Argonaut continued her routine of operations along the east coast with periodic deployments to the Mediterranean through 1 December 1965. On that day, she commenced overhaul at the Norfolk Naval Shipyard. Argonaut left the shipyard on 10 June 1966 for sea trials and, on 20 January, headed for New London for refresher training. She then provided services to the submarine school at New London through the remainder of 1966.
The submarine moved to Norfolk early in 1967 but left the Virginia capes area on 9 January, bound for San Juan, Puerto Rico. Argonaut took part in Operation "Springboard" through the rest of January and most of February before leaving the Caribbean on 23 February to return to Norfolk, arriving there five days later. During the next two months, Argonaut prepared for a North Atlantic and Mediterranean cruise. She sailed on 26 May and made her first port call at Trondheim, Norway. The submarine also visited Cuxhaven, Germany; Leith, Scotland; Rota, Spain; Naples, Italy; and Valletta, Malta, before returning to her home port on 20 September. She remained in the local operating area through the duration of the year.
The submarine travelled to New London on 6 February 1968, entered drydock there on 9 February, and remained in it through the 26th. Argonaut left the keelblocks on 27 February and returned to Norfolk. She made a patrol in the Jacksonville, Fla., operating area in mid-March and put in at Port Everglades, Fla., on 22 March. Three days later, the submarine got underway for her home port. Upon her arrival in Norfolk on 29 March, she assumed a schedule of local operations. This was interrupted by another cruise to Port Everglades in October. She returned that month to Norfolk and began preparations for deactivation. Argonaut was decommissioned on 2 December, and her name was struck from the Navy list that same day. She was sold to Canada and served the Royal Canadian Navy as HMCS Rainbow.

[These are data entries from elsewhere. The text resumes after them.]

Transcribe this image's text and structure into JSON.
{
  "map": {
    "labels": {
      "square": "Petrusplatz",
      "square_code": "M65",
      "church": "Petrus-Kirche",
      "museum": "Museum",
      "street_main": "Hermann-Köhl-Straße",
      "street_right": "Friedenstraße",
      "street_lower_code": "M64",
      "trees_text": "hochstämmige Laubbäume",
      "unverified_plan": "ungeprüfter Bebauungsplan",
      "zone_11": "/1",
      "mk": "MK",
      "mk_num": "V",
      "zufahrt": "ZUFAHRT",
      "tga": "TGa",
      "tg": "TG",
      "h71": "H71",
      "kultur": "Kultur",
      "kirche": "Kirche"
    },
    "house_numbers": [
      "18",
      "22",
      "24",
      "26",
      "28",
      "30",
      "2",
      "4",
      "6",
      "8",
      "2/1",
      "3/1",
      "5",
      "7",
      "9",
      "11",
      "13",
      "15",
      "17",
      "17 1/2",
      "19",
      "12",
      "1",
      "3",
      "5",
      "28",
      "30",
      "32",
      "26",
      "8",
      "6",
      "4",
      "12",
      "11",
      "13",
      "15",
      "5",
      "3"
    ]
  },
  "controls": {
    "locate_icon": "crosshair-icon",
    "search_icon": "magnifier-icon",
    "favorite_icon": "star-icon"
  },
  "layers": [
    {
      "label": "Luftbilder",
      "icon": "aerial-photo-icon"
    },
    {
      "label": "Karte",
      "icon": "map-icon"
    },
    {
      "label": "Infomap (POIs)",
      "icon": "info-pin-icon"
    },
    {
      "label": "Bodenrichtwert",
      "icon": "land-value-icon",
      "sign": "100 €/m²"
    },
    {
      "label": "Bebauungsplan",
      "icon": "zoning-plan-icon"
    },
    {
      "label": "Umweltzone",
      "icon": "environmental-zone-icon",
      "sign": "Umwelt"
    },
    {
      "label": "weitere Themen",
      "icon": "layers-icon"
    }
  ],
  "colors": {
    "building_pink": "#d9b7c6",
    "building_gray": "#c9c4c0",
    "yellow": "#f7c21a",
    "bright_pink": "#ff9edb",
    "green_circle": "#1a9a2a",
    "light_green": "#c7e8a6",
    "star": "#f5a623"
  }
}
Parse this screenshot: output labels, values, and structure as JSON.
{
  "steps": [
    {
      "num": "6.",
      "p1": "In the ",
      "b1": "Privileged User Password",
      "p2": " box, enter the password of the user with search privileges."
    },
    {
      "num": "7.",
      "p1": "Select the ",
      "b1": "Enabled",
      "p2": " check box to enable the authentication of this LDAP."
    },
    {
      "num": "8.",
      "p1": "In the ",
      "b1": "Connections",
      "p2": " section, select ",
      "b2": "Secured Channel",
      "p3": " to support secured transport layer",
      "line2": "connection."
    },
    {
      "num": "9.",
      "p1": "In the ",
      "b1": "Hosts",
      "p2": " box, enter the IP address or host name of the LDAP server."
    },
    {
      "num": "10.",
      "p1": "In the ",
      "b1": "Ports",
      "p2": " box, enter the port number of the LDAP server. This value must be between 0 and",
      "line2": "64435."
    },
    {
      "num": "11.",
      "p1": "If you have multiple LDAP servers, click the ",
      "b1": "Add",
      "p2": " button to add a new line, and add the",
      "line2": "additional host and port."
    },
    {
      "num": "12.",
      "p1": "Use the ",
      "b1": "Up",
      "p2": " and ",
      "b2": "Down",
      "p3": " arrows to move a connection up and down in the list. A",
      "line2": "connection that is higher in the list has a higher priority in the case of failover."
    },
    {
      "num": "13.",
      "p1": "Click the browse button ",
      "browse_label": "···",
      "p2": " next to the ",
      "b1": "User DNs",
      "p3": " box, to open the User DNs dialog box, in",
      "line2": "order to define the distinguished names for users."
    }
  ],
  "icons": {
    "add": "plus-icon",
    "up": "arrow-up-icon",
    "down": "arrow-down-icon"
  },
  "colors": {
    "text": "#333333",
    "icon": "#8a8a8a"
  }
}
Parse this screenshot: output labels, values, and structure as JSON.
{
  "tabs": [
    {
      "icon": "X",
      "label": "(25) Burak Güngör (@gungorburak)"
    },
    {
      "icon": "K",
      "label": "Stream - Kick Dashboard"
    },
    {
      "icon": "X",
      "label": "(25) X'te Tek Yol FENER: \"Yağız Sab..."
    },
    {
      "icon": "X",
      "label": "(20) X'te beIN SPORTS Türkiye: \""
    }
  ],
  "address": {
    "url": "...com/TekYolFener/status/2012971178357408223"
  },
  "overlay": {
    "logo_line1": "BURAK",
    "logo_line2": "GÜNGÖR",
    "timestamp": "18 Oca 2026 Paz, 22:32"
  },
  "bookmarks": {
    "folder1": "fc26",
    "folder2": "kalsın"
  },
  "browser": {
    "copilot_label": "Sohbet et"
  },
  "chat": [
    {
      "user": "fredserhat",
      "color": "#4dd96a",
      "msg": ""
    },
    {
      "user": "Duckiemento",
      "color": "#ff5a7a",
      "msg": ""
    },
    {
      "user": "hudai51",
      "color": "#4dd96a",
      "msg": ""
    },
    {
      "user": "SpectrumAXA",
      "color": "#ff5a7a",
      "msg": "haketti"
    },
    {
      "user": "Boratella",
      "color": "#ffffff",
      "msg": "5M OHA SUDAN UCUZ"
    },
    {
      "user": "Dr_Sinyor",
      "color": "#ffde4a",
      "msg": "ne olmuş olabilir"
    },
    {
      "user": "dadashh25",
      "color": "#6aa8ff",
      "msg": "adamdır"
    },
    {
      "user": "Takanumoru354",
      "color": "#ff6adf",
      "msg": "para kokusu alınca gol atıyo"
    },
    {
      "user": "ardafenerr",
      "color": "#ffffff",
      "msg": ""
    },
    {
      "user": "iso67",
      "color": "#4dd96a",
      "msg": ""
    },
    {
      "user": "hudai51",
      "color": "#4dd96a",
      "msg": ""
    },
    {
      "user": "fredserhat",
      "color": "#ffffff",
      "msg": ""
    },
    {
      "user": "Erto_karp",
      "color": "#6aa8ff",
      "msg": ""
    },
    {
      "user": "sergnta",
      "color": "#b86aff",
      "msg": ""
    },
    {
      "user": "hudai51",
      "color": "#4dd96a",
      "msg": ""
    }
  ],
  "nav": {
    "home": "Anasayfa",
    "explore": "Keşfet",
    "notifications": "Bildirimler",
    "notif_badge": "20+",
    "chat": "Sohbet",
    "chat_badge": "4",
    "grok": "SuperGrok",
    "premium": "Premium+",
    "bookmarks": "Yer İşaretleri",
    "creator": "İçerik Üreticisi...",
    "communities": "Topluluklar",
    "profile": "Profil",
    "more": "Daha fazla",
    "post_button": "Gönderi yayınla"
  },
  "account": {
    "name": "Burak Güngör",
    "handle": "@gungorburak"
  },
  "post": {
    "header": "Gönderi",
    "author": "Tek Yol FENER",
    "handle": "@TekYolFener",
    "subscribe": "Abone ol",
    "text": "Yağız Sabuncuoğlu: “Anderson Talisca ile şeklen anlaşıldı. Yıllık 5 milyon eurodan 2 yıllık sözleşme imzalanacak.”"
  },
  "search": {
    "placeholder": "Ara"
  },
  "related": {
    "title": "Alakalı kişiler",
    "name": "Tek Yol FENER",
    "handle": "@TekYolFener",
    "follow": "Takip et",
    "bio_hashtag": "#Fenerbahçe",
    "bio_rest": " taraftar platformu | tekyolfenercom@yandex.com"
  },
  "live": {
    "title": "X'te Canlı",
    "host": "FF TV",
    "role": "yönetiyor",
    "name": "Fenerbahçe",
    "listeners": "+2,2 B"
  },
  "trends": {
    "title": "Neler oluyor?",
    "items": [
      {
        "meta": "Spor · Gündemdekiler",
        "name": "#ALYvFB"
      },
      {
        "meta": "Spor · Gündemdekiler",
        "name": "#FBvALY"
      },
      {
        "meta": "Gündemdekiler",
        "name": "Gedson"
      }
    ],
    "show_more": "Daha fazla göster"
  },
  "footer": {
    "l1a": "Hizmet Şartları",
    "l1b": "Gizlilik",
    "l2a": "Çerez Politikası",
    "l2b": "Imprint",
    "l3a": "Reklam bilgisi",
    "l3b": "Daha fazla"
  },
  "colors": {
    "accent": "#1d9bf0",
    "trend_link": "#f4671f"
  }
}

Argonaut won one battle star for her World War II service.
Minor corrections update, 01 Oct 2007